Outside the window, catkins dangle from spindly trees
leggy limbed, moss ridden from the harsh winter.
Sparrows fight for sparse seeds, scattering hulls
to the ground. Squirrels come running
with their scrawny tails.
Today the air smells like the edge of winter,
taut and cold as cables on a suspension bridge.
Sasanqua blossoms hold no scent in their waxy petals.
Tattered by graupel, daffodils offer no delight.
Hope is the heart-shaped head of a tulip bud
sheltered in its own leaves.
My dog follows me around the yard, tail wagging
eager to make me forget the interruption
that has become my life: two weeks in a stupor
headaches and fever and dreams of stripping
stained and patched paper off the shôji doors
in our old Kyoto house—
the redemption of repair
perfect edges straining
a blizzard of white washi
the slow process of renewal.
Sasanqua: Japanese camellia that blooms in winter
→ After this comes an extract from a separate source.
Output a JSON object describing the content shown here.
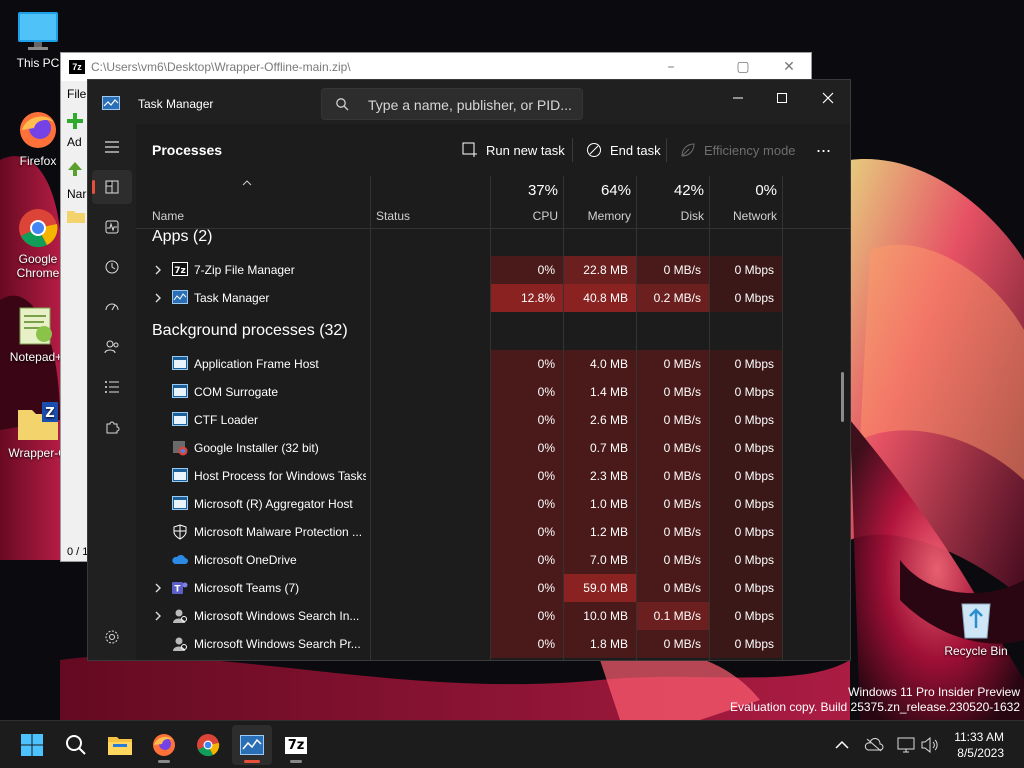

Shôji: sliding doors comprised of a wood lattice frame
covered with translucent paper
– Margaret Chula